> **To do**:
Below are records; count the lines among them that include the string "this", and state only the number.
Source records Block Start
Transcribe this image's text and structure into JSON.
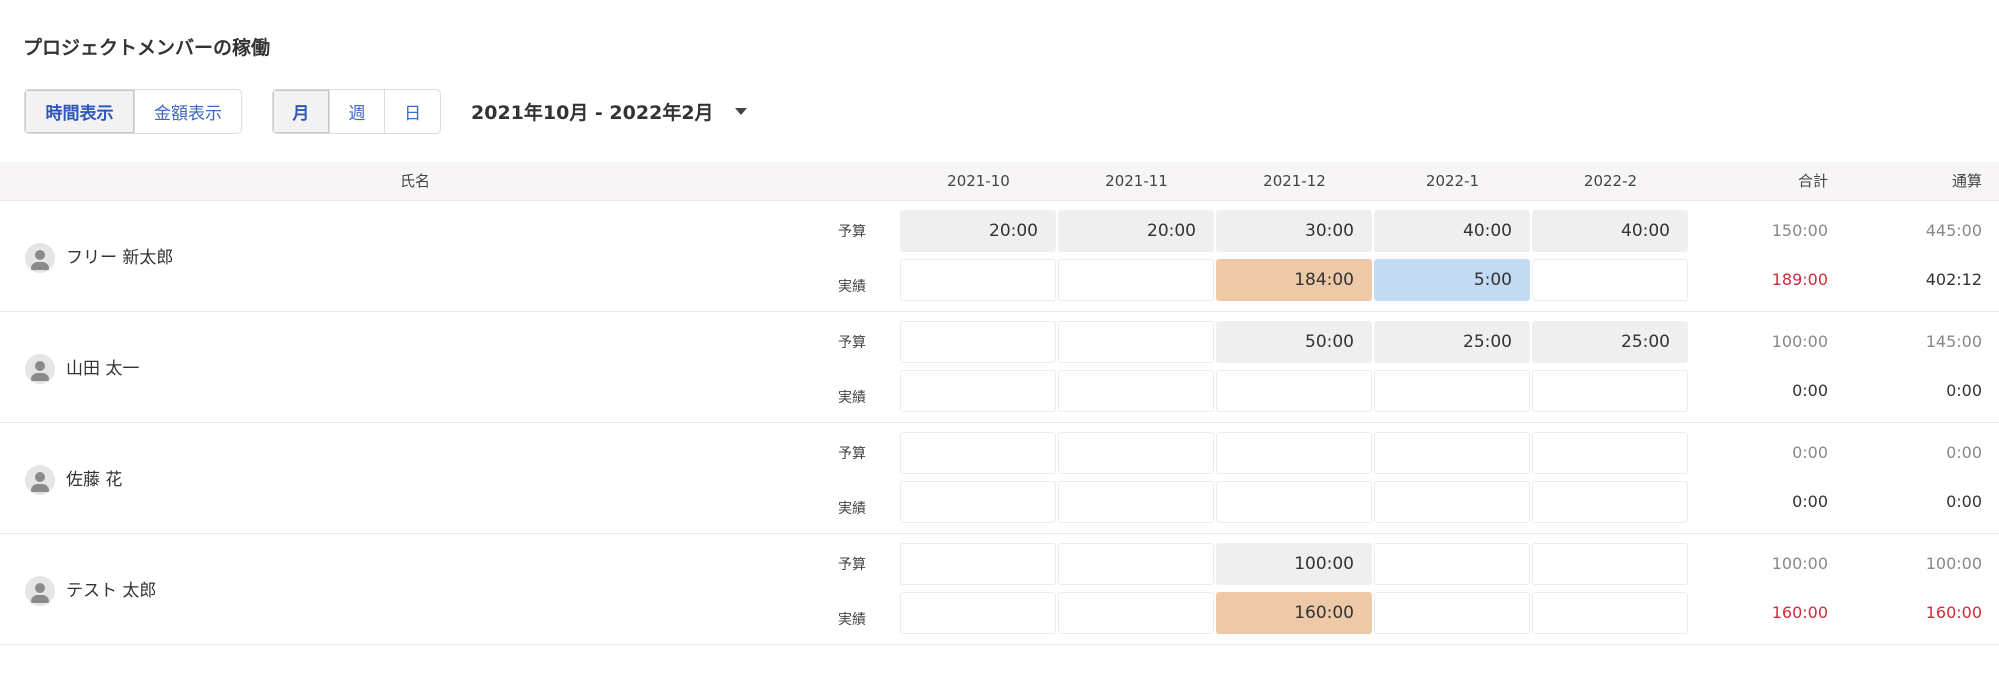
{
  "page": {
    "title": "プロジェクトメンバーの稼働"
  },
  "display_mode": {
    "options": [
      "時間表示",
      "金額表示"
    ],
    "selected": "時間表示"
  },
  "granularity": {
    "options": [
      "月",
      "週",
      "日"
    ],
    "selected": "月"
  },
  "period": {
    "label": "2021年10月 - 2022年2月"
  },
  "table": {
    "name_header": "氏名",
    "months": [
      "2021-10",
      "2021-11",
      "2021-12",
      "2022-1",
      "2022-2"
    ],
    "total_header": "合計",
    "cumulative_header": "通算",
    "row_labels": {
      "budget": "予算",
      "actual": "実績"
    },
    "members": [
      {
        "name": "フリー 新太郎",
        "budget": [
          "20:00",
          "20:00",
          "30:00",
          "40:00",
          "40:00"
        ],
        "budget_total": "150:00",
        "budget_cumulative": "445:00",
        "actual": [
          "",
          "",
          "184:00",
          "5:00",
          ""
        ],
        "actual_highlight": [
          "",
          "",
          "over",
          "under",
          ""
        ],
        "actual_total": "189:00",
        "actual_total_over": true,
        "actual_cumulative": "402:12",
        "actual_cumulative_over": false
      },
      {
        "name": "山田 太一",
        "budget": [
          "",
          "",
          "50:00",
          "25:00",
          "25:00"
        ],
        "budget_total": "100:00",
        "budget_cumulative": "145:00",
        "actual": [
          "",
          "",
          "",
          "",
          ""
        ],
        "actual_highlight": [
          "",
          "",
          "",
          "",
          ""
        ],
        "actual_total": "0:00",
        "actual_total_over": false,
        "actual_cumulative": "0:00",
        "actual_cumulative_over": false
      },
      {
        "name": "佐藤 花",
        "budget": [
          "",
          "",
          "",
          "",
          ""
        ],
        "budget_total": "0:00",
        "budget_cumulative": "0:00",
        "actual": [
          "",
          "",
          "",
          "",
          ""
        ],
        "actual_highlight": [
          "",
          "",
          "",
          "",
          ""
        ],
        "actual_total": "0:00",
        "actual_total_over": false,
        "actual_cumulative": "0:00",
        "actual_cumulative_over": false
      },
      {
        "name": "テスト 太郎",
        "budget": [
          "",
          "",
          "100:00",
          "",
          ""
        ],
        "budget_total": "100:00",
        "budget_cumulative": "100:00",
        "actual": [
          "",
          "",
          "160:00",
          "",
          ""
        ],
        "actual_highlight": [
          "",
          "",
          "over",
          "",
          ""
        ],
        "actual_total": "160:00",
        "actual_total_over": true,
        "actual_cumulative": "160:00",
        "actual_cumulative_over": true
      }
    ]
  },
  "colors": {
    "accent_blue": "#3f67c4",
    "over_budget_cell": "#edc9a8",
    "under_budget_cell": "#c3daf3",
    "over_budget_text": "#d5283a",
    "budget_cell": "#efefef",
    "header_bg": "#f7f5f5"
  },
  "icons": {
    "avatar": "person-avatar-icon",
    "period_dropdown": "caret-down-icon"
  }
}
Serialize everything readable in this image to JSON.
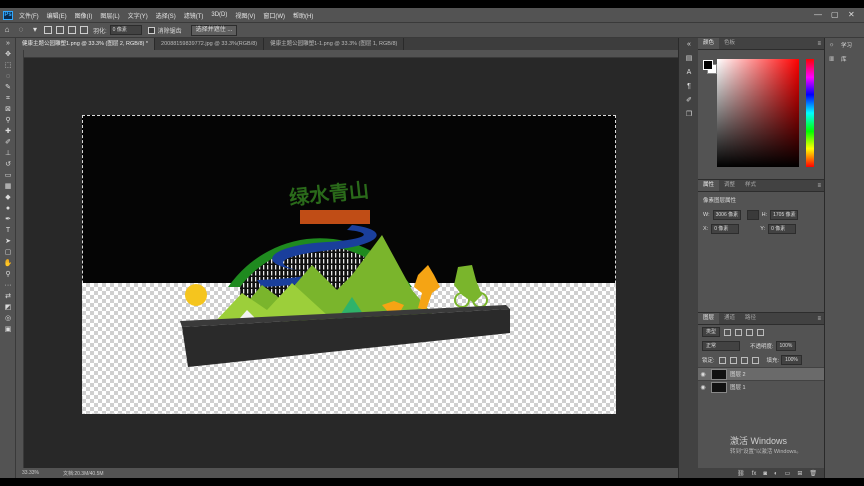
{
  "menu": {
    "app_logo": "Ps",
    "items": [
      "文件(F)",
      "编辑(E)",
      "图像(I)",
      "图层(L)",
      "文字(Y)",
      "选择(S)",
      "滤镜(T)",
      "3D(D)",
      "视图(V)",
      "窗口(W)",
      "帮助(H)"
    ],
    "window_controls": [
      "—",
      "▢",
      "✕"
    ]
  },
  "options": {
    "feather_label": "羽化:",
    "feather_value": "0 像素",
    "antialias_label": "消除锯齿",
    "select_mask_label": "选择并遮住 ..."
  },
  "tabs": [
    {
      "label": "健康主题公园雕塑1.png @ 33.3% (图层 2, RGB/8) *",
      "active": true
    },
    {
      "label": "20088159839772.jpg @ 33.3%(RGB/8)",
      "active": false
    },
    {
      "label": "健康主题公园雕塑1-1.png @ 33.3% (图层 1, RGB/8)",
      "active": false
    }
  ],
  "status": {
    "zoom": "33.33%",
    "doc": "文档:20.3M/40.5M"
  },
  "color_panel": {
    "tabs": [
      "颜色",
      "色板"
    ]
  },
  "properties_panel": {
    "tabs": [
      "属性",
      "调整",
      "样式"
    ],
    "title": "像素图层属性",
    "w_label": "W:",
    "w_value": "3006 像素",
    "h_label": "H:",
    "h_value": "1705 像素",
    "x_label": "X:",
    "x_value": "0 像素",
    "y_label": "Y:",
    "y_value": "0 像素"
  },
  "layers_panel": {
    "tabs": [
      "图层",
      "通道",
      "路径"
    ],
    "filter_kind": "类型",
    "blend_mode": "正常",
    "opacity_label": "不透明度:",
    "opacity_value": "100%",
    "lock_label": "锁定:",
    "fill_label": "填充:",
    "fill_value": "100%",
    "layers": [
      {
        "name": "图层 2",
        "active": true
      },
      {
        "name": "图层 1",
        "active": false
      }
    ]
  },
  "far_right": {
    "items": [
      {
        "icon": "lightbulb-icon",
        "label": "学习"
      },
      {
        "icon": "library-icon",
        "label": "库"
      }
    ]
  },
  "watermark": {
    "line1": "激活 Windows",
    "line2": "转到\"设置\"以激活 Windows。"
  },
  "colors": {
    "arch_green": "#1f8a1f",
    "mountain_green": "#7ab52c",
    "river_blue": "#1a3f9c",
    "orange": "#f5a414",
    "base_gray": "#2a2a2a"
  }
}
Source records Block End
> **Written answer**:
2